DATASET RECORDS.
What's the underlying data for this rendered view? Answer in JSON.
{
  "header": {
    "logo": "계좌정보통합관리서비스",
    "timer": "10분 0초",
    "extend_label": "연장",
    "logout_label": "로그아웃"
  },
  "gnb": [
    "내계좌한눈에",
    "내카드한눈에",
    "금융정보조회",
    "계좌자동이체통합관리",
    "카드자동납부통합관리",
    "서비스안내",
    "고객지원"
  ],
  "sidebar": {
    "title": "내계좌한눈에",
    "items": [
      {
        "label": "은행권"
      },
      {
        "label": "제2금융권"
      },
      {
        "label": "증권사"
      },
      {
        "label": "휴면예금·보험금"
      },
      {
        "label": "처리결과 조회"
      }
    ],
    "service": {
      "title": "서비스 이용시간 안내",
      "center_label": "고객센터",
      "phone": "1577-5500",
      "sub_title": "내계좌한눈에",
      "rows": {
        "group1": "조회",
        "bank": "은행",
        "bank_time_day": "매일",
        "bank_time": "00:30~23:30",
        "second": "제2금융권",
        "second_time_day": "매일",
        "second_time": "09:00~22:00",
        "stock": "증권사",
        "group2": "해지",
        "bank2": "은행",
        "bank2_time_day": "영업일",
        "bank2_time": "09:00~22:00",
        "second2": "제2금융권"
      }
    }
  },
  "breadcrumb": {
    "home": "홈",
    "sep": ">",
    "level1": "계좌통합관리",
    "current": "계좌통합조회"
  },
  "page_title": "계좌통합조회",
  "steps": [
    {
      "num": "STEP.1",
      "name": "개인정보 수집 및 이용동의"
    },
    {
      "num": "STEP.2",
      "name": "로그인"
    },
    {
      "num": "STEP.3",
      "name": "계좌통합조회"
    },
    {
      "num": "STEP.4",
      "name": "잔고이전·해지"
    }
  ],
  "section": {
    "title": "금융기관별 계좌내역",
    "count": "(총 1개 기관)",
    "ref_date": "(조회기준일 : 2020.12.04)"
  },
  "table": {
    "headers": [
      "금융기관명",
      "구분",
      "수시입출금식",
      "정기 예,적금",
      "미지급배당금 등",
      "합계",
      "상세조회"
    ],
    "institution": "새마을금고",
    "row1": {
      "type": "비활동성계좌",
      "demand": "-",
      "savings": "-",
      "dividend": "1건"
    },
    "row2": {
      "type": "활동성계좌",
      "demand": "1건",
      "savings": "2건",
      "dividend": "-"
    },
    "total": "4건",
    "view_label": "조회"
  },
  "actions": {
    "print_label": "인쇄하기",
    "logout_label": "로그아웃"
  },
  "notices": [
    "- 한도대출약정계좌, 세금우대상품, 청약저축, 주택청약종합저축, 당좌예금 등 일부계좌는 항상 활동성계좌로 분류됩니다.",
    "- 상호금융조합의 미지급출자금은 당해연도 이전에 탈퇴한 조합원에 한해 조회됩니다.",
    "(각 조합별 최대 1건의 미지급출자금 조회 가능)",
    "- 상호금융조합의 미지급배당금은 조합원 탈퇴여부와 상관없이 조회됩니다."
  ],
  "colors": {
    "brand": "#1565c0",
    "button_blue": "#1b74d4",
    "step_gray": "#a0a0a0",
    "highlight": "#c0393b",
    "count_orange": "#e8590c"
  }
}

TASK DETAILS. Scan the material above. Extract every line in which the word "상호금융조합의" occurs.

TASK SOLUTION.
    "- 상호금융조합의 미지급출자금은 당해연도 이전에 탈퇴한 조합원에 한해 조회됩니다.",
    "- 상호금융조합의 미지급배당금은 조합원 탈퇴여부와 상관없이 조회됩니다."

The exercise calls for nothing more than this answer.